I appeal to you, dear brothers and sisters, by the authority of our Lord Jesus Christ, to live in harmony with each other. Let there be no divisions in the church. Rather, be of one mind, united in thought and purpose. For some members of Chloe’s household have told me about your quarrels, my dear brothers and sisters. […] All of you together are Christ’s body, and each of you is part of it. (1 Corinthians 1:10-11, 12:27)
In the middle of the 19th century, one Daniel Keenan emigrated from Ireland to America where he set up his young family in eastern Vermont. Six generations later, his four-times-great-granddaughter said Yes to my proposal, and became my bride. Twenty-plus years on, and we are now in Ireland touring with the kids to show them the place where mom’s family came from, as part of our son’s graduation celebrations from high school.
According to what Mary can find, Daniel hailed from “Greencastle Parish, Belfast, County Antrim.” We made it a point to try to find Greencastle, to see if we could find the church or the town hall and see if there were any more records we could locate about Daniel, because her trail grows cold here: we don’t know his parents, or any other relatives. According to Google, Greencastle Parish is on the north side of Belfast, and this morning we went for a look.
On driving into Northern Ireland from the Republic to the south, one notices almost immediately the plethora of flags and symbols of Northern Ireland’s connection to the UK. But it’s when we got into the neighborhood that things really got intense. Greencastle, in a word, felt intimidating, with its superabundance of Union Jacks and Northern Irish flags, and not least a huge mural (see photo) on the side of a building overlooking the main street: “North Belfast: Prepared for Peace, Ready for War.” It gave every sign of being a neighborhood ripe for sectarian violence, and it appears to be a Protestant neighborhood in some proximity to a Catholic one to the west.
I had really hoped to have avoided this on the visit. I had hoped we could find a pleasant place, where we could find some kindly soul to help us through dusty archives to find more about Daniel. But instead, the apartment blocks glowered with their flags, the mural threatened with its armed figures, and the whole stretch of the place seemed completely, utterly uninviting. We drove the main street, Shore Road, two or three times, looking for anything that could have been helpful. We didn’t find a thing.
On the one hand, it’s disappointing in that my wife wasn’t able to find anything to help in tracing her family roots. All the more, it’s a shame the kids had to see such rawness and intimidation on display. But worst of all, it demonstrates the continuing utter failure of Christ’s people to come together as one.

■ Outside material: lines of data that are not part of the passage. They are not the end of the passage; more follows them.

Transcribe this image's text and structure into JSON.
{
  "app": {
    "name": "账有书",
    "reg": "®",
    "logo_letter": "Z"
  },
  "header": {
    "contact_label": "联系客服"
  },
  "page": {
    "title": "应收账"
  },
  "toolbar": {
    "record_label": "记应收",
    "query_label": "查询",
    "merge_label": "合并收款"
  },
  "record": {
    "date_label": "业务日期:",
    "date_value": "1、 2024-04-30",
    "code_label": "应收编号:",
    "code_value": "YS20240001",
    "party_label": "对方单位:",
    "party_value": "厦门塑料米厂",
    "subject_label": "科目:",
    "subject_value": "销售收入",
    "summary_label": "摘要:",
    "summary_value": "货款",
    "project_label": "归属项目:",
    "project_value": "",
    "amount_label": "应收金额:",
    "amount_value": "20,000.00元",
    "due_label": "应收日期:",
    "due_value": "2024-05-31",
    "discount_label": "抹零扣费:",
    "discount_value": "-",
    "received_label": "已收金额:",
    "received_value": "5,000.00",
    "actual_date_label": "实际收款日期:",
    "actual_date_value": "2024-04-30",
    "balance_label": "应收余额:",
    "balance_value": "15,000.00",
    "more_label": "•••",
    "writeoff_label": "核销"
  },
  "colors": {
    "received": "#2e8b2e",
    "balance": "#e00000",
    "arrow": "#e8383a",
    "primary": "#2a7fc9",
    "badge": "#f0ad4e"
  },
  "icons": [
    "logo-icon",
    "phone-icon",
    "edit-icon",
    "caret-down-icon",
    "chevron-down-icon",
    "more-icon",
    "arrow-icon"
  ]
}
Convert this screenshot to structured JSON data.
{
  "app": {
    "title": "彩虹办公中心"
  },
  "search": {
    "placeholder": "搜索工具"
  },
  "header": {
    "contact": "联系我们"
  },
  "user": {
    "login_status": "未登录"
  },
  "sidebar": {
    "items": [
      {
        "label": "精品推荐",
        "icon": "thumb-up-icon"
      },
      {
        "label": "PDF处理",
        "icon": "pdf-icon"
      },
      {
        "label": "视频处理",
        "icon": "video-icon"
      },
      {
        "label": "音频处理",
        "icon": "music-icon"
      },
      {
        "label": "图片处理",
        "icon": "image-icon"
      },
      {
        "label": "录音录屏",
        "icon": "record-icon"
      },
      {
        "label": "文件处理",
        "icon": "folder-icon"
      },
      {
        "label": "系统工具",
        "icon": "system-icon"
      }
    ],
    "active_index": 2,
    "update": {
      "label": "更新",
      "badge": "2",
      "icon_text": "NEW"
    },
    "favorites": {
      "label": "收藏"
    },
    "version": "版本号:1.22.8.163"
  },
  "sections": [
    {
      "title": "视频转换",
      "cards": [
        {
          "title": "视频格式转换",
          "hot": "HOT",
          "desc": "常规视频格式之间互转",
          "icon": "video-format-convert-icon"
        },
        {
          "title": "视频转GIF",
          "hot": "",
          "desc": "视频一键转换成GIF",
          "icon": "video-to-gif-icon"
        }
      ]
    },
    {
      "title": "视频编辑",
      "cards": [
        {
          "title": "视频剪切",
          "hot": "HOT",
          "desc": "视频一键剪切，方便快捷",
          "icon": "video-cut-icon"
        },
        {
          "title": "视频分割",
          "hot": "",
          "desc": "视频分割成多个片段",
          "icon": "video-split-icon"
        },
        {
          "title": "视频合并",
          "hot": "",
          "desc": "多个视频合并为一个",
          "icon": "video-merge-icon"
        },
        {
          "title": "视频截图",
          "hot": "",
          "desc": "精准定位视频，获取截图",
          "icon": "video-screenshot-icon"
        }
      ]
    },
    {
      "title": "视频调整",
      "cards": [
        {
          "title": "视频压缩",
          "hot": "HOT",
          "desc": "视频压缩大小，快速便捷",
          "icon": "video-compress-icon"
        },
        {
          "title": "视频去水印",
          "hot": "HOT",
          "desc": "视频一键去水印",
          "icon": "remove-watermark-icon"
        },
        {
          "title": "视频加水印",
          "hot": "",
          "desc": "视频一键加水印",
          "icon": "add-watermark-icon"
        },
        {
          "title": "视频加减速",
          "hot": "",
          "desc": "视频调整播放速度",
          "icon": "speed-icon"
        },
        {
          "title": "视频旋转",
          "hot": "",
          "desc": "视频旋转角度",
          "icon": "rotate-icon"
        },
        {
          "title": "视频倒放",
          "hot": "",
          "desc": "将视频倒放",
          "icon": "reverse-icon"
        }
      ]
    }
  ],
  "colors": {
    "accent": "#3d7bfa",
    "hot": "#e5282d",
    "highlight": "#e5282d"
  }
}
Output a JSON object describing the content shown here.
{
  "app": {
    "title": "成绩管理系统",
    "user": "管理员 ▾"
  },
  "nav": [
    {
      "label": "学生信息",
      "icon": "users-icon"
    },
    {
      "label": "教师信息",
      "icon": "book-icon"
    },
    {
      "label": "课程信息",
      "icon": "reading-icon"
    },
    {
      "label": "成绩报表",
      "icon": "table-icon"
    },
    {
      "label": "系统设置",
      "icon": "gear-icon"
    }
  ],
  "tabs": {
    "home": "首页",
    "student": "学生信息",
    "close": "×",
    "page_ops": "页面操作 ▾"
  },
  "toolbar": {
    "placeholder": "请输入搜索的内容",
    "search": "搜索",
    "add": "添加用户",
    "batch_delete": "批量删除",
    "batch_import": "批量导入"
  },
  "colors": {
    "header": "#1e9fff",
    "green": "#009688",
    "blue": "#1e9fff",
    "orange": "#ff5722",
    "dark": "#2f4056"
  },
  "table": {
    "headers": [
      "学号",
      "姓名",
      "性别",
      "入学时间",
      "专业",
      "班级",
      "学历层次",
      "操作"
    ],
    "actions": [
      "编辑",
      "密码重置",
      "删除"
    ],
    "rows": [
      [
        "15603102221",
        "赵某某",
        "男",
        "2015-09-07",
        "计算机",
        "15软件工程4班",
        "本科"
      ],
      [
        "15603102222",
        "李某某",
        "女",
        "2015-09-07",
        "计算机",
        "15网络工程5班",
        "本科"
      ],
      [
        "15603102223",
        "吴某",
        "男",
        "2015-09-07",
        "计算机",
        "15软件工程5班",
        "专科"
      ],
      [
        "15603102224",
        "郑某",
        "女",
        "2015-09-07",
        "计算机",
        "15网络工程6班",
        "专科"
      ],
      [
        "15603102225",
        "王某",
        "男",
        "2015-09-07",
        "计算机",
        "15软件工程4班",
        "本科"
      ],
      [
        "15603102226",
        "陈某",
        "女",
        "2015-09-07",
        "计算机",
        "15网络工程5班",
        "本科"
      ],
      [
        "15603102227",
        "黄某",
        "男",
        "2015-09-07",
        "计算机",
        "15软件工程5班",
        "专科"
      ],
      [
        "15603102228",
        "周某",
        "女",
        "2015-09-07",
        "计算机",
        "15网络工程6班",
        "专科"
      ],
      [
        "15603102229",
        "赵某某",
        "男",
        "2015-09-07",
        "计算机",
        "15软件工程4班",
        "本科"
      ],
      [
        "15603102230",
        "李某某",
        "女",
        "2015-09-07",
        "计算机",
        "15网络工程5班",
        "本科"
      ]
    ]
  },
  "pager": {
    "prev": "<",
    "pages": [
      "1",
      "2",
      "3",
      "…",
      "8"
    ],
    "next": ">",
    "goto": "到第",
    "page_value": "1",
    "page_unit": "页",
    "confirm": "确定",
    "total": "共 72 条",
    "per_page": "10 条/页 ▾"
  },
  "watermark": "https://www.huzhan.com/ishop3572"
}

Paul had had it with the pettiness of the divisions of the young church at Corinth. He wrote passionately in his first letter to them, trying to convince them that there is only one church, and that we are all called to be part of it. Unfortunately, it looks as if two millennia on, we are still wrestling with the shattering divisions that started even then. From our nice, comfy, adjusted perches in the States, we don’t see Greencastle as our reality: we mix well with Baptists, Lutherans, Episcopals, Methodists, and yes, Catholics. Unfortunately, however, Greencastle is real, and seeing it on display this morning deeply disturbed me.
We try to make our divisions a laughing matter. Comedian Emo Phillips tells a wonderful story about coming across a man about to jump off a bridge. Emo talks with the man and as the story goes along, discovers that they share so much of an identity: just as the story climaxes, they are not only Christians, but Protestants, and Baptists, and Northern Baptists, and Northern Conservative Baptists, and Northern Conservative Fundamentalist Baptists, and Northern Conservative Fundamentalist Baptists Great Lakes Region. But it’s when the man says he is from the Great Lakes Region Council of 1912, instead of the Council of 1879, that Emo yells “Die, heretic!” and pushes him off the bridge.
We laugh, but as Greencastle shows, it’s really not funny. Christ came for each of us. He came to die for your sins, just as much as mine. He didn’t come to establish a range of religions, he came to preach repentance and that the Kingdom of God is here, now, available to everyone. My heart broke a little today for what his must do each day we go on putting up walls between us, instead of uniting to truly become his hands and feet in the world.
May we find our way, Lord, may we come together and truly be at peace, never ready for war in your name. Amen.